This post is situated in the context of a country and a world recovering from an economic crash. It was written to suggest an alternative to our current economic system, which is less than ideal.
To start the analysis, we must first look at what ‘the economy’ means. Then we must understand the meaning of an ‘economic crash’. Briefly, we (advanced Western countries, such as New Zealand, UK, France and USA) live in a society where the dominant method of exchange is capitalism. What is capitalism? It is a means of producing goods and services which requires an investor who has significant ‘spare’ money, to invest in a business, with the expectation of getting a return. By spare, I mean he or she does not need the money to live on, i.e. to eat, pay for accommodation, travel, clothes, entertainment, holidays, etc. The business can be any type of business, either wholly-owned by the investor (such as a family business) or not (such as business which trades on a stock market); the only concern is that it attempts to operate at a profit. At this point, we must define profit also – in general language, the word ‘profit’ relates to any activity a person or persons may undertake which results in a gain of money to that individual. The profit I speak of here is more strictly defined that that – when an investor invests money into a business, they expect a return without carrying out any work themselves (this can be somewhat confused by the possibility of an investor also being the managing director, chief executive operating officer, or some other generally high-level position within the company – but the two sources of income to him/her are considered separate for the purposes of this analysis). This profit is known as ‘surplus’, and is generated by relying on employees who receive a wage for producing some good or service, which is then sold at a higher value than it costs to make it. There are those who object to this state of affairs, regardless of anything else, and this is a valid objection – the investor makes an income out of the work of others, whilst putting in no work themselves – but it is not directly of concern here.
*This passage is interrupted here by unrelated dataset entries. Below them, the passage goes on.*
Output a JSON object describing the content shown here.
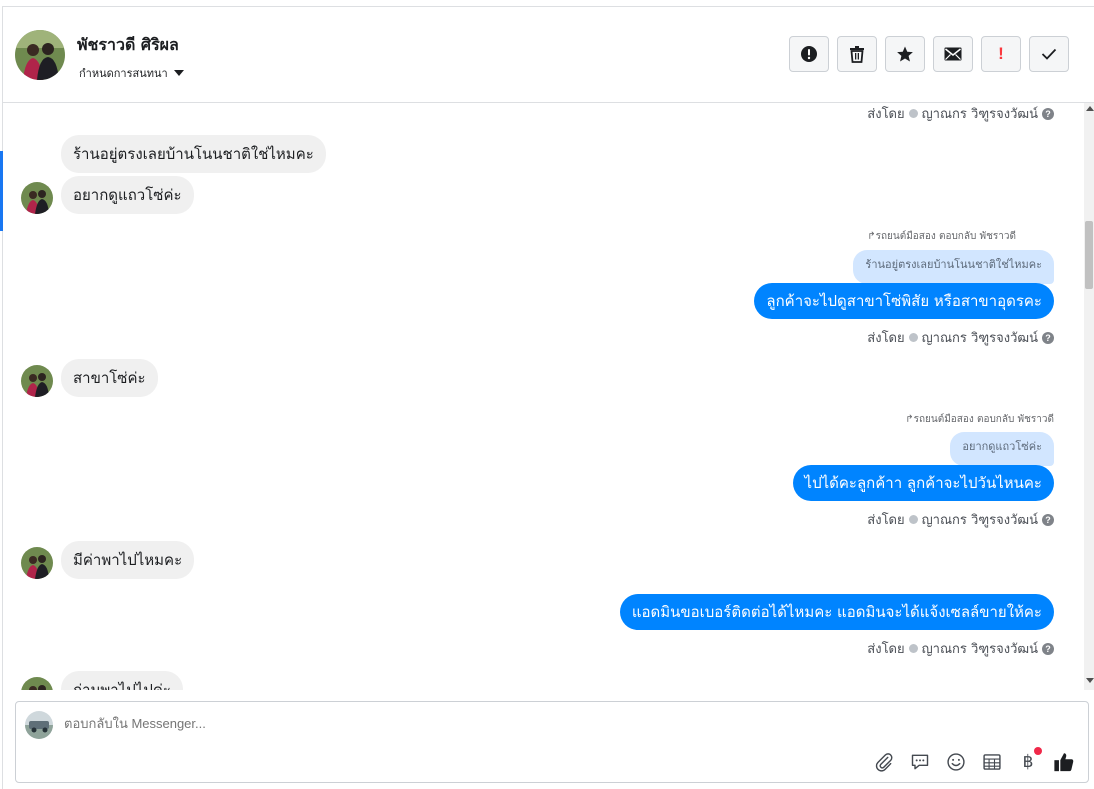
{
  "header": {
    "contact_name": "พัชราวดี ศิริผล",
    "assign_label": "กำหนดการสนทนา",
    "toolbar": [
      {
        "name": "spam-alert-button",
        "icon": "alert-circle-icon"
      },
      {
        "name": "delete-button",
        "icon": "trash-icon"
      },
      {
        "name": "star-button",
        "icon": "star-icon"
      },
      {
        "name": "mark-unread-button",
        "icon": "envelope-icon"
      },
      {
        "name": "flag-follow-up-button",
        "icon": "exclamation-icon",
        "glyph": "!"
      },
      {
        "name": "mark-done-button",
        "icon": "check-icon"
      }
    ]
  },
  "conversation": {
    "sent_by_prefix": "ส่งโดย",
    "sender_name": "ญาณกร วิฑูรจงวัฒน์",
    "messages": [
      {
        "dir": "meta",
        "text": "ส่งโดย ญาณกร วิฑูรจงวัฒน์"
      },
      {
        "dir": "in",
        "text": "ร้านอยู่ตรงเลยบ้านโนนชาติใช่ไหมคะ",
        "avatar": false
      },
      {
        "dir": "in",
        "text": "อยากดูแถวโซ่ค่ะ",
        "avatar": true
      },
      {
        "dir": "out",
        "reply_header": "รถยนต์มือสอง ตอบกลับ พัชราวดี",
        "quote": "ร้านอยู่ตรงเลยบ้านโนนชาติใช่ไหมคะ",
        "text": "ลูกค้าจะไปดูสาขาโซ่พิสัย หรือสาขาอุดรคะ"
      },
      {
        "dir": "in",
        "text": "สาขาโซ่ค่ะ",
        "avatar": true
      },
      {
        "dir": "out",
        "reply_header": "รถยนต์มือสอง ตอบกลับ พัชราวดี",
        "quote": "อยากดูแถวโซ่ค่ะ",
        "text": "ไปได้คะลูกค้าา ลูกค้าจะไปวันไหนคะ"
      },
      {
        "dir": "in",
        "text": "มีค่าพาไปไหมคะ",
        "avatar": true
      },
      {
        "dir": "out",
        "text": "แอดมินขอเบอร์ติดต่อได้ไหมคะ แอดมินจะได้แจ้งเซลล์ขายให้คะ"
      },
      {
        "dir": "in",
        "text": "ถ่ามพาไปไปค่ะ",
        "avatar": true,
        "partial": true
      }
    ]
  },
  "composer": {
    "placeholder": "ตอบกลับใน Messenger...",
    "tools": [
      "paperclip-icon",
      "saved-replies-icon",
      "emoji-icon",
      "appointment-icon",
      "baht-payment-icon",
      "like-thumb-icon"
    ],
    "baht_glyph": "฿"
  },
  "colors": {
    "outgoing_bubble": "#0084ff",
    "incoming_bubble": "#f0f0f0",
    "quote_bubble": "#d2e6ff",
    "accent": "#1877f2",
    "flag_red": "#fa383e"
  }
}
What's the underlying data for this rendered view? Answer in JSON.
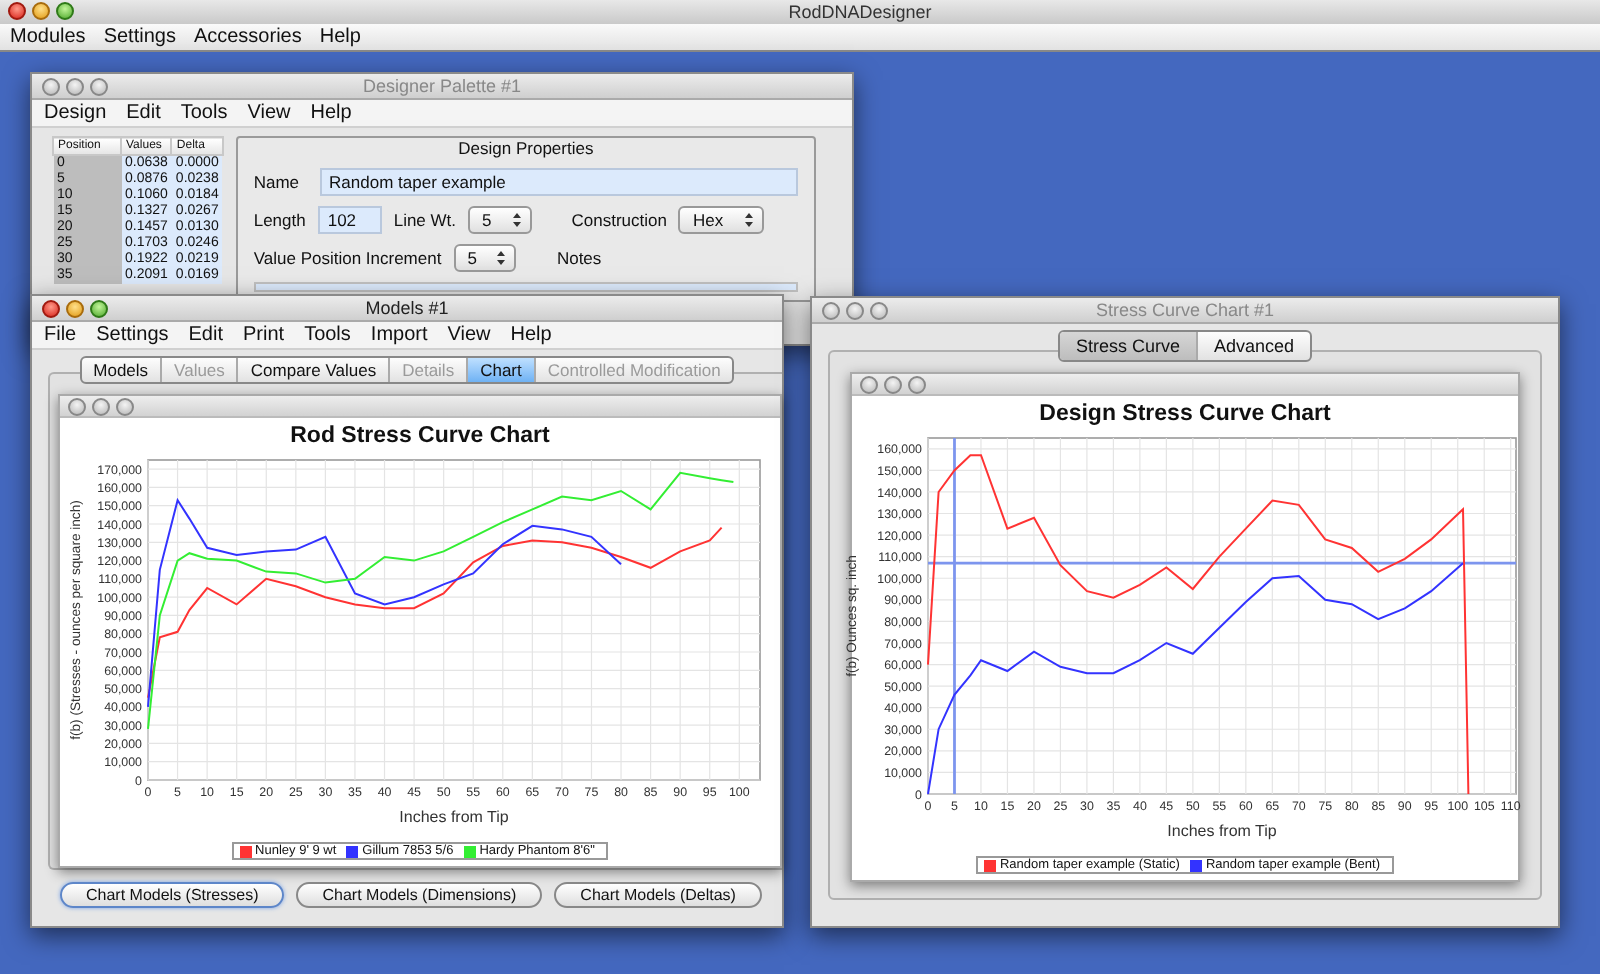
{
  "app": {
    "title": "RodDNADesigner",
    "menu": [
      "Modules",
      "Settings",
      "Accessories",
      "Help"
    ]
  },
  "designer_palette": {
    "title": "Designer Palette #1",
    "menu": [
      "Design",
      "Edit",
      "Tools",
      "View",
      "Help"
    ],
    "table": {
      "columns": [
        "Position",
        "Values",
        "Delta"
      ],
      "rows": [
        [
          "0",
          "0.0638",
          "0.0000"
        ],
        [
          "5",
          "0.0876",
          "0.0238"
        ],
        [
          "10",
          "0.1060",
          "0.0184"
        ],
        [
          "15",
          "0.1327",
          "0.0267"
        ],
        [
          "20",
          "0.1457",
          "0.0130"
        ],
        [
          "25",
          "0.1703",
          "0.0246"
        ],
        [
          "30",
          "0.1922",
          "0.0219"
        ],
        [
          "35",
          "0.2091",
          "0.0169"
        ]
      ]
    },
    "properties": {
      "heading": "Design Properties",
      "name_label": "Name",
      "name_value": "Random taper example",
      "length_label": "Length",
      "length_value": "102",
      "line_wt_label": "Line Wt.",
      "line_wt_value": "5",
      "construction_label": "Construction",
      "construction_value": "Hex",
      "increment_label": "Value Position Increment",
      "increment_value": "5",
      "notes_label": "Notes"
    }
  },
  "models_window": {
    "title": "Models #1",
    "menu": [
      "File",
      "Settings",
      "Edit",
      "Print",
      "Tools",
      "Import",
      "View",
      "Help"
    ],
    "tabs": [
      {
        "label": "Models",
        "selected": false,
        "disabled": false
      },
      {
        "label": "Values",
        "selected": false,
        "disabled": true
      },
      {
        "label": "Compare Values",
        "selected": false,
        "disabled": false
      },
      {
        "label": "Details",
        "selected": false,
        "disabled": true
      },
      {
        "label": "Chart",
        "selected": true,
        "disabled": false
      },
      {
        "label": "Controlled Modification",
        "selected": false,
        "disabled": true
      }
    ],
    "chart_data": {
      "type": "line",
      "title": "Rod Stress Curve Chart",
      "xlabel": "Inches from Tip",
      "ylabel": "f(b) (Stresses - ounces per square inch)",
      "x": [
        0,
        2,
        5,
        7,
        10,
        15,
        20,
        25,
        30,
        35,
        40,
        45,
        50,
        55,
        60,
        65,
        70,
        75,
        80,
        85,
        90,
        95,
        97,
        99
      ],
      "series": [
        {
          "name": "Nunley 9' 9 wt",
          "color": "#ff3333",
          "values": [
            45000,
            78000,
            81000,
            93000,
            105000,
            96000,
            110000,
            106000,
            100000,
            96000,
            94000,
            94000,
            102000,
            119000,
            128000,
            131000,
            130000,
            127000,
            122000,
            116000,
            125000,
            131000,
            138000,
            null
          ]
        },
        {
          "name": "Gillum 7853 5/6",
          "color": "#3333ff",
          "values": [
            40000,
            115000,
            153000,
            143000,
            127000,
            123000,
            125000,
            126000,
            133000,
            102000,
            96000,
            100000,
            107000,
            113000,
            129000,
            139000,
            137000,
            133000,
            118000,
            null,
            null,
            null,
            null,
            null
          ]
        },
        {
          "name": "Hardy Phantom 8'6\"",
          "color": "#33ee33",
          "values": [
            28000,
            90000,
            120000,
            124000,
            121000,
            120000,
            114000,
            113000,
            108000,
            110000,
            122000,
            120000,
            125000,
            133000,
            141000,
            148000,
            155000,
            153000,
            158000,
            148000,
            168000,
            165000,
            164000,
            163000
          ]
        }
      ],
      "xlim": [
        0,
        103.5
      ],
      "ylim": [
        0,
        175000
      ],
      "xticks": [
        0,
        5,
        10,
        15,
        20,
        25,
        30,
        35,
        40,
        45,
        50,
        55,
        60,
        65,
        70,
        75,
        80,
        85,
        90,
        95,
        100
      ],
      "grid": true,
      "yticks": [
        {
          "value": 0,
          "label": "0"
        },
        {
          "value": 10000,
          "label": "10,000"
        },
        {
          "value": 20000,
          "label": "20,000"
        },
        {
          "value": 30000,
          "label": "30,000"
        },
        {
          "value": 40000,
          "label": "40,000"
        },
        {
          "value": 50000,
          "label": "50,000"
        },
        {
          "value": 60000,
          "label": "60,000"
        },
        {
          "value": 70000,
          "label": "70,000"
        },
        {
          "value": 80000,
          "label": "80,000"
        },
        {
          "value": 90000,
          "label": "90,000"
        },
        {
          "value": 100000,
          "label": "100,000"
        },
        {
          "value": 110000,
          "label": "110,000"
        },
        {
          "value": 120000,
          "label": "120,000"
        },
        {
          "value": 130000,
          "label": "130,000"
        },
        {
          "value": 140000,
          "label": "140,000"
        },
        {
          "value": 150000,
          "label": "150,000"
        },
        {
          "value": 160000,
          "label": "160,000"
        },
        {
          "value": 170000,
          "label": "170,000"
        }
      ]
    },
    "buttons": [
      {
        "label": "Chart Models (Stresses)",
        "default": true
      },
      {
        "label": "Chart Models (Dimensions)",
        "default": false
      },
      {
        "label": "Chart Models (Deltas)",
        "default": false
      }
    ]
  },
  "stress_window": {
    "title": "Stress Curve Chart #1",
    "tabs": [
      {
        "label": "Stress Curve",
        "selected": true
      },
      {
        "label": "Advanced",
        "selected": false
      }
    ],
    "chart_data": {
      "type": "line",
      "title": "Design Stress Curve Chart",
      "xlabel": "Inches from Tip",
      "ylabel": "f(b) Ounces sq. inch",
      "x": [
        0,
        2,
        5,
        8,
        10,
        15,
        20,
        25,
        30,
        35,
        40,
        45,
        50,
        55,
        60,
        65,
        70,
        75,
        80,
        85,
        90,
        95,
        101,
        102
      ],
      "series": [
        {
          "name": "Random taper example (Static)",
          "color": "#ff3333",
          "values": [
            60000,
            140000,
            150000,
            157000,
            157000,
            123000,
            128000,
            106000,
            94000,
            91000,
            97000,
            105000,
            95000,
            110000,
            123000,
            136000,
            134000,
            118000,
            114000,
            103000,
            109000,
            118000,
            132000,
            0
          ]
        },
        {
          "name": "Random taper example (Bent)",
          "color": "#3333ff",
          "values": [
            0,
            30000,
            46000,
            55000,
            62000,
            57000,
            66000,
            59000,
            56000,
            56000,
            62000,
            70000,
            65000,
            77000,
            89000,
            100000,
            101000,
            90000,
            88000,
            81000,
            86000,
            94000,
            107000,
            null
          ]
        }
      ],
      "xlim": [
        0,
        111
      ],
      "ylim": [
        0,
        165000
      ],
      "xticks": [
        0,
        5,
        10,
        15,
        20,
        25,
        30,
        35,
        40,
        45,
        50,
        55,
        60,
        65,
        70,
        75,
        80,
        85,
        90,
        95,
        100,
        105,
        110
      ],
      "grid": true,
      "yticks": [
        {
          "value": 0,
          "label": "0"
        },
        {
          "value": 10000,
          "label": "10,000"
        },
        {
          "value": 20000,
          "label": "20,000"
        },
        {
          "value": 30000,
          "label": "30,000"
        },
        {
          "value": 40000,
          "label": "40,000"
        },
        {
          "value": 50000,
          "label": "50,000"
        },
        {
          "value": 60000,
          "label": "60,000"
        },
        {
          "value": 70000,
          "label": "70,000"
        },
        {
          "value": 80000,
          "label": "80,000"
        },
        {
          "value": 90000,
          "label": "90,000"
        },
        {
          "value": 100000,
          "label": "100,000"
        },
        {
          "value": 110000,
          "label": "110,000"
        },
        {
          "value": 120000,
          "label": "120,000"
        },
        {
          "value": 130000,
          "label": "130,000"
        },
        {
          "value": 140000,
          "label": "140,000"
        },
        {
          "value": 150000,
          "label": "150,000"
        },
        {
          "value": 160000,
          "label": "160,000"
        }
      ],
      "ref_lines": [
        {
          "axis": "x",
          "value": 5
        },
        {
          "axis": "y",
          "value": 107000
        }
      ]
    }
  }
}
We now turn to the nature of a country’s ‘economic growth’. The Prime Minister and Finance Minister of any country will often talk of economic growth, and how it is good or not good enough. What does this mean? It is the net return on all invested money across the entire country – if the economic growth for a given year is 3%, then for an economy worth $100 billion at the start of the year, the value of the economy at the end will be $103 billion. The $3 billion created has gone to the investors who invested their money in various companies, who may or may not have been successful – generally, most will gain, but some will lose. Some companies will make money at a higher rate than others, but the net growth across all, in this case, is 3%.
The next question to look at, is how the money is made. The answer is selling those goods and services to people. A small amount is made by investors selling things to each other (high-value goods such as luxury cars, yachts and clothes). However, this ceased to account for the majority of money flow in the early 20th century, when Henry Ford introduced high wages and short hours for his all workers, in the hope they would use these wages to buy cars and other items. They did – resulting in the mass consumerism we have today. Thus, the majority of the profit is made from selling things to the same workers that are being paid to produce those items.
Regardless of any perceived unfairness here, there is a further problem with this situation. Over time, this must result in a net movement of money from those doing the work, to those doing the investing – the rich get richer, the poor get poorer. This is somewhat muddled by the presence in developed countries of a large middle-class, who generally, through pension schemes, small-time share-trading and investment funds, own a fraction of profit-generating companies – but not usually enough to live on until they retire. The majority of profit-making enterprises are still owned by 1-3% of the population in a developed economy. If the flow of money is mostly one-way, then we end up with an unsustainable situation. How does this lack of sustainability manifest? In an economic crash – this destroys equity for a certain segment of the population (the bottom, sometimes part of the middle), and allows the cycle to start over. Hence, an economy predicated on never-ending growth is fundamentally flawed.
How do we right this situation? The key part appears to be an economy which must grow to sustain itself (if the economy stops growing, i.e. profit returns are zero, investors stop investing, and there is no work for everyone else). Is it possible to have a zero-growth economy? Communism gave one possible solution, although that failed – not due to any lack in the concept itself, but in the method of attaining it: huge, disruptive changes to society, which resulted in one oppressive system being replaced by an ‘interim’ situation of oppression from a different source – the Dictatorship of the Proletariat, which merely transferred the power from one small group of individuals to another, who are unwilling to give it up – see Animal Farm for more on this. It necessarily relies upon a violent, coercive effort to convince people to change – that’s no better than the system we have now.
I propose a different route: collectives/cooperatives. There is nothing new in this concept, the Co-op in UK is one of the biggest supermarkets in the country, and also provides insurance, banking, car sales, funeral parlours and travel agencies, amongst other services.
why are cooperatives zero-growth? The key feature of a cooperative, is the owners and the customers are the same people. As customers, the tendency is for the price to be as low as possible. This low price in a business is usually achieved by a variety of methods: mass-production, rationalisation of work (such as the division of labour, implementation of efficient, consistent procedures, etc.). It can also be achieved by cutting margin. In the case of a capitalist enterprise, this is undesirable, as it results in lower profits, to the point where there is no reason for the investor to invest, hence the business ceases trading, or goes bankrupt. However, in the case of a cooperative, the profit is not important – the service or goods are the only aim, thus there is benefit in running the enterprise, even with zero profit. Also, as the owners make profit from customers, there is nothing to be gained from a profit – the money goes back to the same people who paid it.
This also brings up another point – there is a long history, starting with Taylorism, and progressing through Fordism, lean manufacturing, McDonaldisation and many others, of rationalising the work force in not entirely positive ways. These methods are used to improve productivity, but usually at the cost of turning the workers into drones – Charlie Chaplin’s ‘Modern Times‘ shows this to good effect. If there is no profit to be generated, there is less of an impetus to rationalise in ways which mould workers in this way, showing a further benefit to this type of enterprise.
How to start this in New Zealand? The same as anything else: from small beginnings (grow mighty oaks), to paraphrase someone or other.